On June 5, the world will have a chance to observe the transit of Venus, an astronomical event that happens only twice in a century, with an interval of about 8 years between transits. Venus, the planet, crosses the face of the sun, and if you are in the right place and have the right instruments you can make some very nifty observations. Earthbound astronomers, professional and back yard, are delighted. But the transit has historical importance as well. It’s hard for us to accept this but the fact is that most of the great sea voyages before the 1800s were carried out by people who had very little idea of where they were. Latitude, or distance north/south of the equator, could be figured out pretty accurately. But the trick was longitude: location in the other directions. So, Columbus, and Magellan, and the Armada, the Pilgrims and the great fleet battles of the Age of Fighting Sail were all under the same necessity of groping for some clue about longitude. Go west and you’ll bump into something. We think. The fact the Europeans got to America, or to India or Australia and then home again, meant that they were very good sailors, and also that the survivors were very lucky dudes.And a lot of sailors weren’t so lucky. This whole story has been admirably told by Dava Sobel in her wonderful, and prize-winning, book Longitude. What everybody wanted was a reliable and fairly simple way of calculating East-West distance for use on merchant ships and men o’ war to take the guess-work and finger-crossing out of operations. In the 18th century, that had to be found in the sky. The other method, using a clock set to a fixed time, say London time, and calculating the difference between that and time at observation was theoretically possible, but practically out of reach. Clock technology couldn’t come up with a device that would stand up to the pitching and rolling of a ship, the moisture, the heat, etc. So, look upwards, sailors. The transit provided and opportunity to measure celestial objects very accurately. Maybe there was a method using the facts of astronomy to help captains find their way around. A new book recounts the course of three scientific expeditions whose purpose it was to observe the transit from different points on the Earth’s surface. An expedition, in 1769, did not involve 14 hours on a jet liner and a few weeks away from home. Each of the three forces faced terrible hardships, and two of the destinations were, and still can be, rather grim places. The English, under Capt. James Cook (“The Great Sailor”) were headed to Tahiti…rough duty, right? But getting there required a trip around Cape Horn, and that was enough to make anybody think twice. The Franco-Spanish group was headed to what is now Baja California. And the Austrian Empire’s outfit was headed to the North Cape of Norway. Oh, goody! It was just as bad as it sounds. Lots of people didn’t make it back, and all three groups suffered very severely. It’s all told again in Mark Anderson’s book, The Day the World Discovered the Sun: An Extraordinary Story of Scientific Adventure and the Race to Track the Transit of Venus (Da Capo Press, June 2012)
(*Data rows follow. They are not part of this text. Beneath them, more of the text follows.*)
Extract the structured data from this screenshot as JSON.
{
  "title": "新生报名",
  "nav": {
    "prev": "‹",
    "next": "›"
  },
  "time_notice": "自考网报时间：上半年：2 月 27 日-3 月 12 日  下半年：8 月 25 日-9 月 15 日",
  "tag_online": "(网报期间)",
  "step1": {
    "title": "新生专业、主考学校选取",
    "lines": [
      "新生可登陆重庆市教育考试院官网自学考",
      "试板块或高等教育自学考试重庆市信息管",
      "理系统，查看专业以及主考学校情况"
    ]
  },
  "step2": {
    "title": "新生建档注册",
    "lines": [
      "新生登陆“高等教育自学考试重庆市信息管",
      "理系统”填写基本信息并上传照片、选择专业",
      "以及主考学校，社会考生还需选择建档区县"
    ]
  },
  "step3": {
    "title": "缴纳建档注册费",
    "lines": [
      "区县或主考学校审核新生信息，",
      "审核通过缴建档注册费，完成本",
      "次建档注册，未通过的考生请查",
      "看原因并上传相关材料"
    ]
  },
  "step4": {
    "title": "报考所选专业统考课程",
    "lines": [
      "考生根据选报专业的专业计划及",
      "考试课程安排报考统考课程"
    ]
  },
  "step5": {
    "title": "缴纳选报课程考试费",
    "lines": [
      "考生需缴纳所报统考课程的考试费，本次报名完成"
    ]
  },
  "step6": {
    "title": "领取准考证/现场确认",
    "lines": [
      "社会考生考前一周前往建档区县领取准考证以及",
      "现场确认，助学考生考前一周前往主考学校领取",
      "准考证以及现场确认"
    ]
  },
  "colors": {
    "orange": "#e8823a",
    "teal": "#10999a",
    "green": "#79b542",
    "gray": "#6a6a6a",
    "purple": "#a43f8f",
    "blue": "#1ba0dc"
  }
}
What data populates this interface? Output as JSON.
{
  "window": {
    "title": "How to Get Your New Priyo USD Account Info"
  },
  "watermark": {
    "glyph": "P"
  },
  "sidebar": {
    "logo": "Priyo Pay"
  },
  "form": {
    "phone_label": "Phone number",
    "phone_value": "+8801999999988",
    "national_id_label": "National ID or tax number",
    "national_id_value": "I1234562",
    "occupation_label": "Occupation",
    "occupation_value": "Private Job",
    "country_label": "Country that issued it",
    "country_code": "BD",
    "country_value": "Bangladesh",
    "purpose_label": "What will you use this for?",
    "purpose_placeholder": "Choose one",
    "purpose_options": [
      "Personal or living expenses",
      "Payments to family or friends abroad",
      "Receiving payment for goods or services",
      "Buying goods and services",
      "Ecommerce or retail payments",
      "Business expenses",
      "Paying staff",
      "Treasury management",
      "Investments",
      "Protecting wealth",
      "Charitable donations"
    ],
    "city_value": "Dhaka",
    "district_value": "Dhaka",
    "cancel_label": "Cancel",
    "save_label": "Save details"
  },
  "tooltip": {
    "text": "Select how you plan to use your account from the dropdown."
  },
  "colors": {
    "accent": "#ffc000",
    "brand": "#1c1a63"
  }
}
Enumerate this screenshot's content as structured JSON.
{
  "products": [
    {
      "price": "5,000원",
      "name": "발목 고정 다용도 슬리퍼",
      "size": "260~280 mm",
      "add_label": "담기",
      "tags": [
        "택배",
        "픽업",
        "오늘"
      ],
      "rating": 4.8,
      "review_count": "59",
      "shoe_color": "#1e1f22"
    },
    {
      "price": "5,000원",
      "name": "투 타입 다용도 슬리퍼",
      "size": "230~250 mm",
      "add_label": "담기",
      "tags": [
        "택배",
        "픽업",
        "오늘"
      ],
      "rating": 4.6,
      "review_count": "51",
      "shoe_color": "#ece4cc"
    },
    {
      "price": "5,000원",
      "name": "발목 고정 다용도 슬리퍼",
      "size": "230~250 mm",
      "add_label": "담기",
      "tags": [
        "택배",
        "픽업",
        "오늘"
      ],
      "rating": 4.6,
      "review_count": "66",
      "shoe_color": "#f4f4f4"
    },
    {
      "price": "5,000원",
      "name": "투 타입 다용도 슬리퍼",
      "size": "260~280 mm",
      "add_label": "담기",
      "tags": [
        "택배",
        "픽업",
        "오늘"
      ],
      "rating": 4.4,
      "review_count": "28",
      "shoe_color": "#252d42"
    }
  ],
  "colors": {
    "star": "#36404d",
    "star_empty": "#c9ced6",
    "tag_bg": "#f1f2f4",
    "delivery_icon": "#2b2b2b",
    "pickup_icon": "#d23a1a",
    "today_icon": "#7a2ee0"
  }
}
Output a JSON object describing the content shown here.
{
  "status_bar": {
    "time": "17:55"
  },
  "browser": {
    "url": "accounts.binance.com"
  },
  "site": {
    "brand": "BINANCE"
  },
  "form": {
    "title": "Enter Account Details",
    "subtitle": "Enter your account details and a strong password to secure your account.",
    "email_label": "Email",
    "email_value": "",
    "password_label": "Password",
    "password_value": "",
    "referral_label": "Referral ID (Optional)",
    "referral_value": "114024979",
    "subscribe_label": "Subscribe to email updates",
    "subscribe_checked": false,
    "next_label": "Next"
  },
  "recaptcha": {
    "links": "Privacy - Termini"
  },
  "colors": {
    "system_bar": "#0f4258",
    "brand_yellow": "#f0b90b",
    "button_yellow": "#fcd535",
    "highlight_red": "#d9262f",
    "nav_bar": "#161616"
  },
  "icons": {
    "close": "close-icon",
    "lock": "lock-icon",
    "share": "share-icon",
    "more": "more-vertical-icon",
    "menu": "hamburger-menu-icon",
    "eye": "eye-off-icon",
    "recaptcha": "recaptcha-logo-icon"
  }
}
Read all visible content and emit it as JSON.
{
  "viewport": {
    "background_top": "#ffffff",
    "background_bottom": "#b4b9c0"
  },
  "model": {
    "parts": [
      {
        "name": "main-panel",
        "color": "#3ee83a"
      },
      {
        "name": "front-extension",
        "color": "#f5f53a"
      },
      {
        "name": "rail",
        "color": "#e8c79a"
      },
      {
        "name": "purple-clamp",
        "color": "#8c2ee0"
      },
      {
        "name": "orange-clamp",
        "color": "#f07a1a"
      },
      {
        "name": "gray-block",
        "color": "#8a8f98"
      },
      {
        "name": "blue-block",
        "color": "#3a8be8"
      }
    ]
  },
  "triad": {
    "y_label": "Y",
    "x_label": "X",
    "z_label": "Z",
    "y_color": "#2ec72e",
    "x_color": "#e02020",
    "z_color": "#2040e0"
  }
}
And take a look at this web site, which has a precis of the book, plus some interesting other fare on the Transit itself.
So on June 5, hold a good thought for those guys.